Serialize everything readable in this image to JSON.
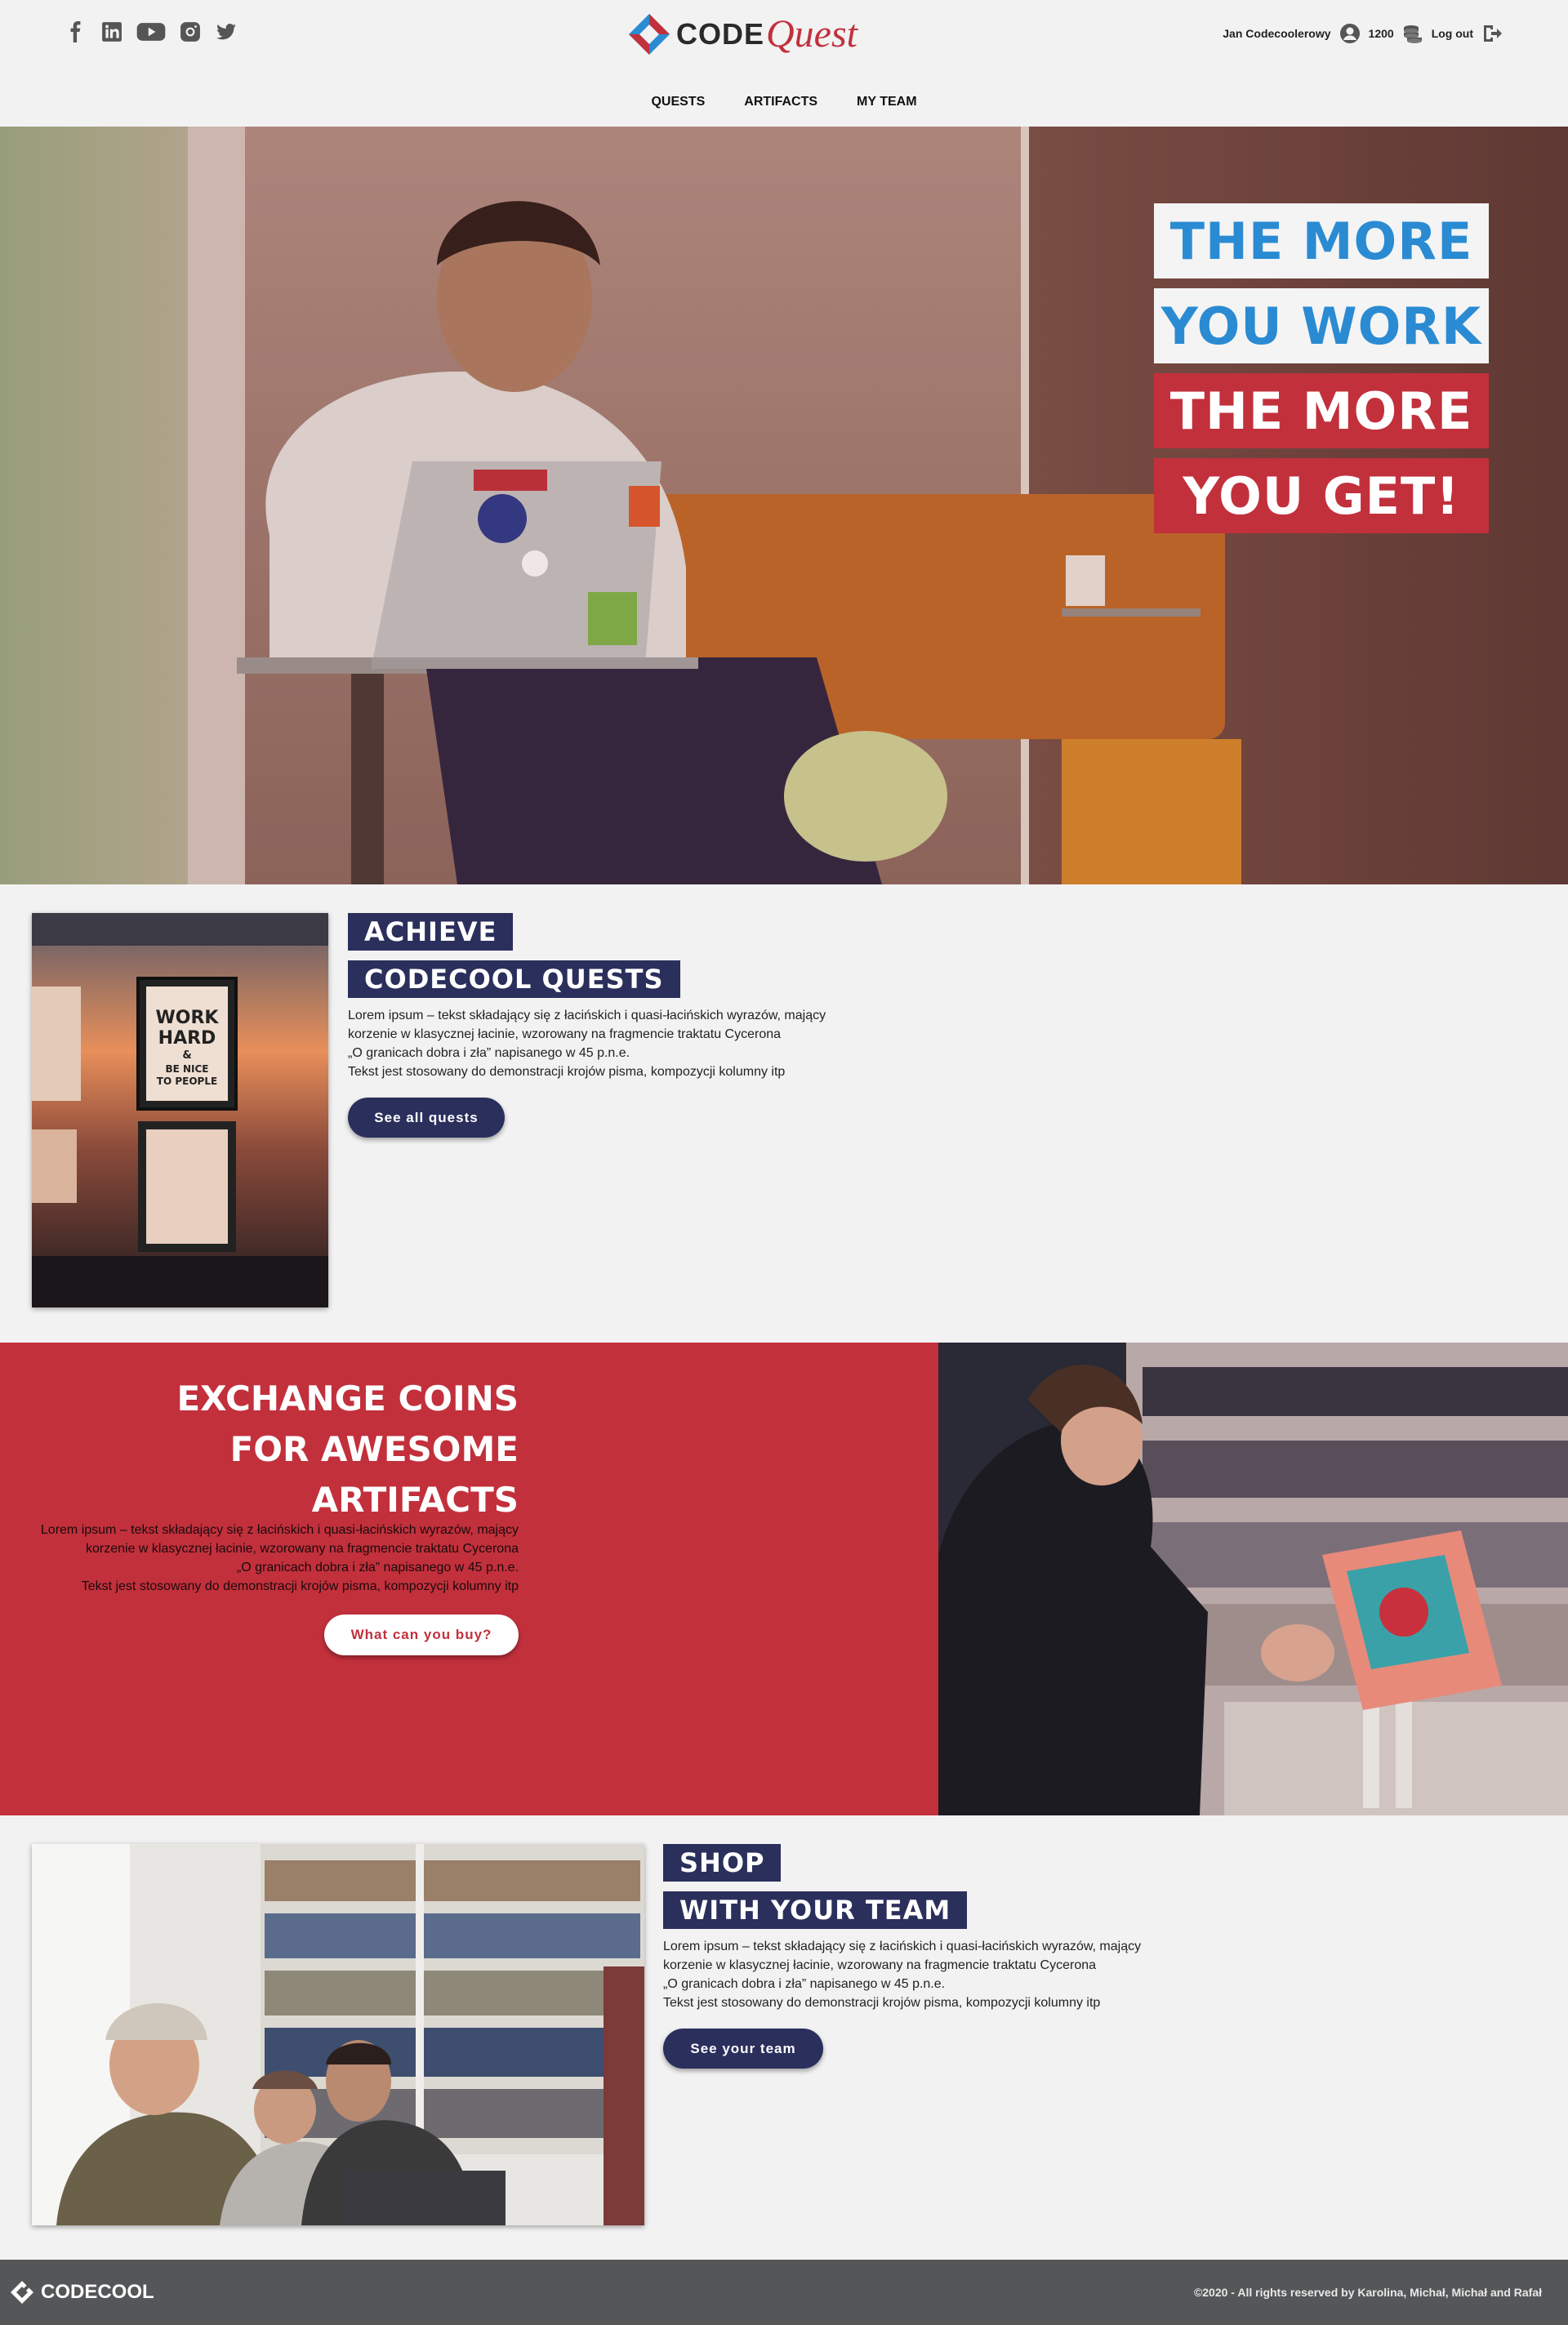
{
  "header": {
    "social_icons": [
      "facebook-icon",
      "linkedin-icon",
      "youtube-icon",
      "instagram-icon",
      "twitter-icon"
    ],
    "logo_code": "CODE",
    "logo_quest": "Quest",
    "user_name": "Jan Codecoolerowy",
    "coins": "1200",
    "logout_label": "Log out"
  },
  "nav": {
    "items": [
      "QUESTS",
      "ARTIFACTS",
      "MY TEAM"
    ]
  },
  "hero": {
    "lines": [
      "THE MORE",
      "YOU WORK",
      "THE MORE",
      "YOU GET!"
    ]
  },
  "quests": {
    "tag1": "ACHIEVE",
    "tag2": "CODECOOL QUESTS",
    "para": [
      "Lorem ipsum – tekst składający się z łacińskich i quasi-łacińskich wyrazów, mający",
      "korzenie w klasycznej łacinie, wzorowany na fragmencie traktatu Cycerona",
      "„O granicach dobra i zła” napisanego w 45 p.n.e.",
      "Tekst jest stosowany do demonstracji krojów pisma, kompozycji kolumny itp"
    ],
    "button": "See all quests",
    "poster_text": [
      "WORK",
      "HARD",
      "&",
      "BE NICE",
      "TO PEOPLE"
    ]
  },
  "coins": {
    "title": [
      "EXCHANGE COINS",
      "FOR AWESOME",
      "ARTIFACTS"
    ],
    "para": [
      "Lorem ipsum – tekst składający się z łacińskich i quasi-łacińskich wyrazów, mający",
      "korzenie w klasycznej łacinie, wzorowany na fragmencie traktatu Cycerona",
      "„O granicach dobra i zła” napisanego w 45 p.n.e.",
      "Tekst jest stosowany do demonstracji krojów pisma, kompozycji kolumny itp"
    ],
    "button": "What can you buy?"
  },
  "team": {
    "tag1": "SHOP",
    "tag2": "WITH YOUR TEAM",
    "para": [
      "Lorem ipsum – tekst składający się z łacińskich i quasi-łacińskich wyrazów, mający",
      "korzenie w klasycznej łacinie, wzorowany na fragmencie traktatu Cycerona",
      "„O granicach dobra i zła” napisanego w 45 p.n.e.",
      "Tekst jest stosowany do demonstracji krojów pisma, kompozycji kolumny itp"
    ],
    "button": "See your team"
  },
  "footer": {
    "brand": "CODECOOL",
    "copyright": "©2020 - All rights reserved by Karolina, Michał, Michał and Rafał"
  },
  "colors": {
    "navy": "#2b2f5c",
    "red": "#c2303c",
    "blue": "#2a8bd3",
    "footer": "#545658"
  }
}
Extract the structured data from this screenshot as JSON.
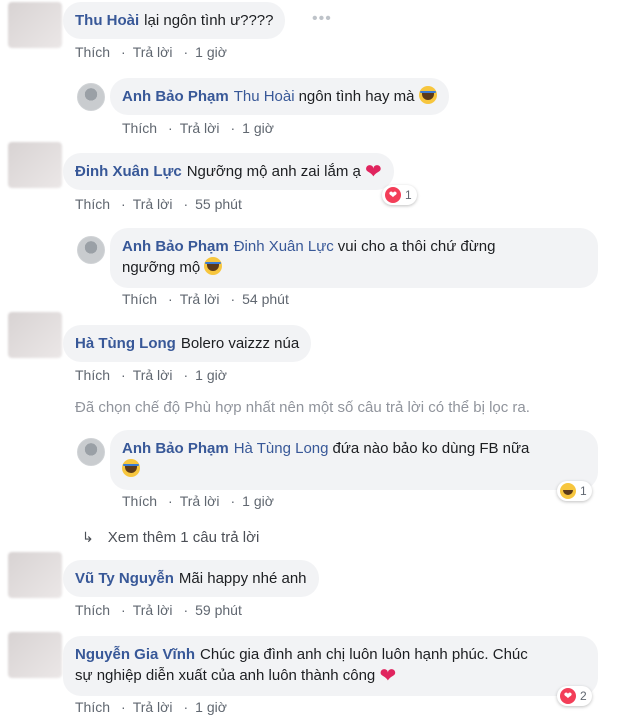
{
  "actions": {
    "like": "Thích",
    "reply": "Trả lời"
  },
  "comments": [
    {
      "author": "Thu Hoài",
      "text": "lại ngôn tình ư????",
      "time": "1 giờ"
    },
    {
      "author": "Anh Bảo Phạm",
      "tag": "Thu Hoài",
      "text": "ngôn tình hay mà",
      "emoji": "laugh-icon",
      "time": "1 giờ"
    },
    {
      "author": "Đinh Xuân Lực",
      "text": "Ngưỡng mộ anh zai lắm ạ",
      "emoji": "heart-icon",
      "time": "55 phút",
      "reaction_count": "1",
      "reaction": "heart"
    },
    {
      "author": "Anh Bảo Phạm",
      "tag": "Đinh Xuân Lực",
      "text": "vui cho a thôi chứ đừng",
      "text2": "ngưỡng mộ",
      "emoji": "laugh-icon",
      "time": "54 phút"
    },
    {
      "author": "Hà Tùng Long",
      "text": "Bolero vaizzz núa",
      "time": "1 giờ"
    },
    {
      "author": "Anh Bảo Phạm",
      "tag": "Hà Tùng Long",
      "text": "đứa nào bảo ko dùng FB nữa",
      "emoji": "laugh-icon",
      "time": "1 giờ",
      "reaction_count": "1",
      "reaction": "haha"
    },
    {
      "author": "Vũ Ty Nguyễn",
      "text": "Mãi happy nhé anh",
      "time": "59 phút"
    },
    {
      "author": "Nguyễn Gia Vĩnh",
      "text": "Chúc gia đình anh chị luôn luôn hạnh phúc. Chúc",
      "text2": "sự nghiệp diễn xuất của anh luôn thành công",
      "emoji": "heart-icon",
      "time": "1 giờ",
      "reaction_count": "2",
      "reaction": "heart"
    }
  ],
  "notice": "Đã chọn chế độ Phù hợp nhất nên một số câu trả lời có thể bị lọc ra.",
  "more_replies": "Xem thêm 1 câu trả lời",
  "more_icon": "reply-arrow-icon",
  "options_icon": "more-options-icon"
}
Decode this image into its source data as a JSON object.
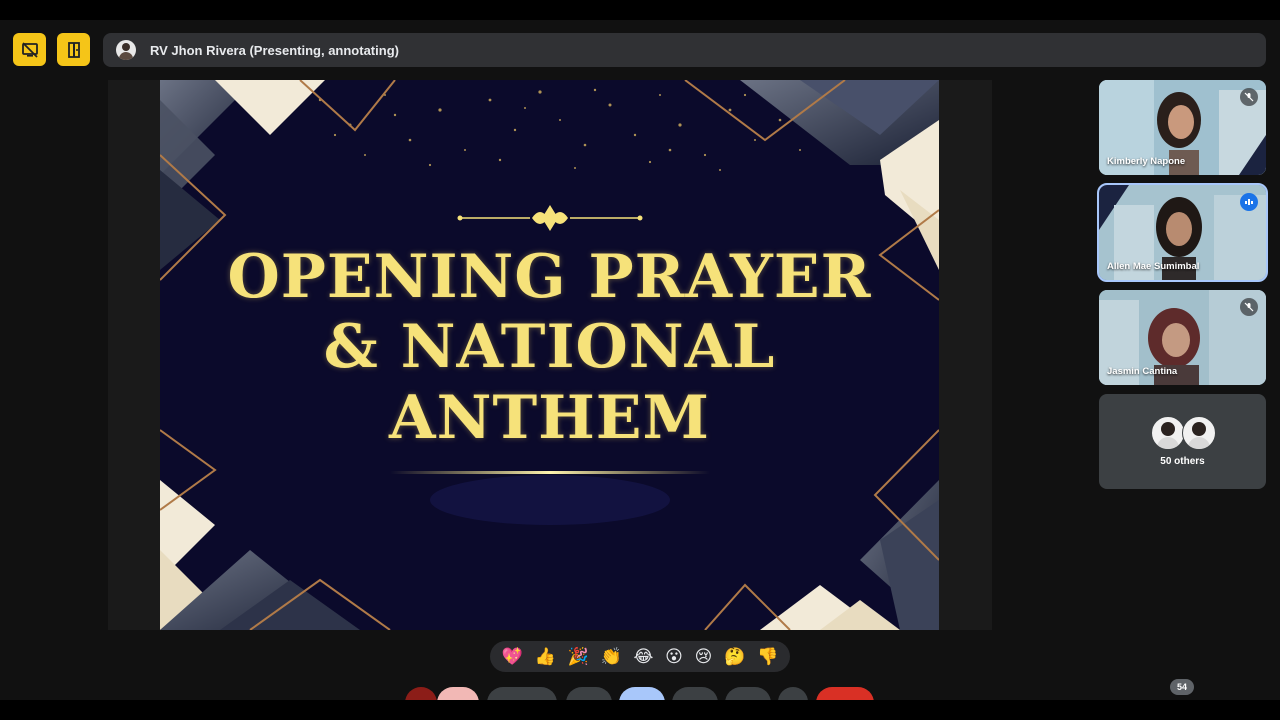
{
  "presenter": {
    "label": "RV Jhon Rivera (Presenting, annotating)"
  },
  "slide": {
    "line1": "OPENING PRAYER",
    "line2": "& NATIONAL",
    "line3": "ANTHEM"
  },
  "participants": [
    {
      "name": "Kimberly Napone",
      "state": "muted"
    },
    {
      "name": "Allen Mae Sumimbal",
      "state": "speaking"
    },
    {
      "name": "Jasmin Cantina",
      "state": "muted"
    }
  ],
  "others": {
    "label": "50 others"
  },
  "reactions": [
    "💖",
    "👍",
    "🎉",
    "👏",
    "😂",
    "😮",
    "😢",
    "🤔",
    "👎"
  ],
  "participant_count": "54",
  "colors": {
    "accent_yellow": "#f5c518",
    "slide_bg": "#0b0a2b",
    "gold": "#f6e27a",
    "end_call": "#d93025"
  }
}
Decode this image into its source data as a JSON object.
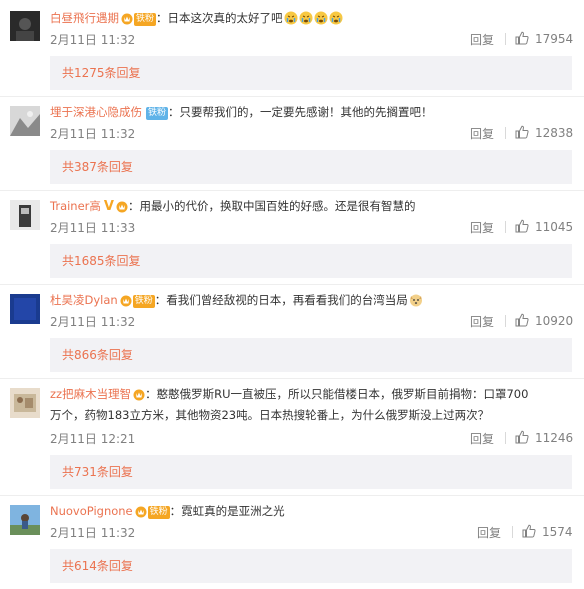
{
  "comments": [
    {
      "user": "白昼飛行遇期",
      "text": "：日本这次真的太好了吧",
      "date": "2月11日 11:32",
      "reply": "回复",
      "likes": "17954",
      "sub_replies": "共1275条回复",
      "badge": "铁粉"
    },
    {
      "user": "埋于深港心隐成伤",
      "text": "：只要帮我们的，一定要先感谢！其他的先搁置吧！",
      "date": "2月11日 11:32",
      "reply": "回复",
      "likes": "12838",
      "sub_replies": "共387条回复",
      "badge": "铁粉"
    },
    {
      "user": "Trainer高",
      "text": "：用最小的代价，换取中国百姓的好感。还是很有智慧的",
      "date": "2月11日 11:33",
      "reply": "回复",
      "likes": "11045",
      "sub_replies": "共1685条回复",
      "verified": "V"
    },
    {
      "user": "杜昊凌Dylan",
      "text": "：看我们曾经敌视的日本，再看看我们的台湾当局",
      "date": "2月11日 11:32",
      "reply": "回复",
      "likes": "10920",
      "sub_replies": "共866条回复",
      "badge": "铁粉"
    },
    {
      "user": "zz把麻木当理智",
      "text": "：憨憨俄罗斯RU一直被压，所以只能借楼日本，俄罗斯目前捐物：口罩700万个，药物183立方米，其他物资23吨。日本热搜轮番上，为什么俄罗斯没上过两次？",
      "date": "2月11日 12:21",
      "reply": "回复",
      "likes": "11246",
      "sub_replies": "共731条回复"
    },
    {
      "user": "NuovoPignone",
      "text": "：霓虹真的是亚洲之光",
      "date": "2月11日 11:32",
      "reply": "回复",
      "likes": "1574",
      "sub_replies": "共614条回复",
      "badge": "铁粉"
    }
  ],
  "colors": {
    "username": "#eb7350",
    "meta": "#808080",
    "sub_bg": "#f2f2f5",
    "badge_orange": "#f5a623",
    "badge_blue": "#5fb3e8"
  },
  "icons": {
    "like": "thumbs-up-icon",
    "member": "vip-crown-icon",
    "emoji": "crying-face-icon"
  }
}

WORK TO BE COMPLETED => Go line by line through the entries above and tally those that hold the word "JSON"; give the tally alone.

OUTPUT FOR THIS EXERCISE => 4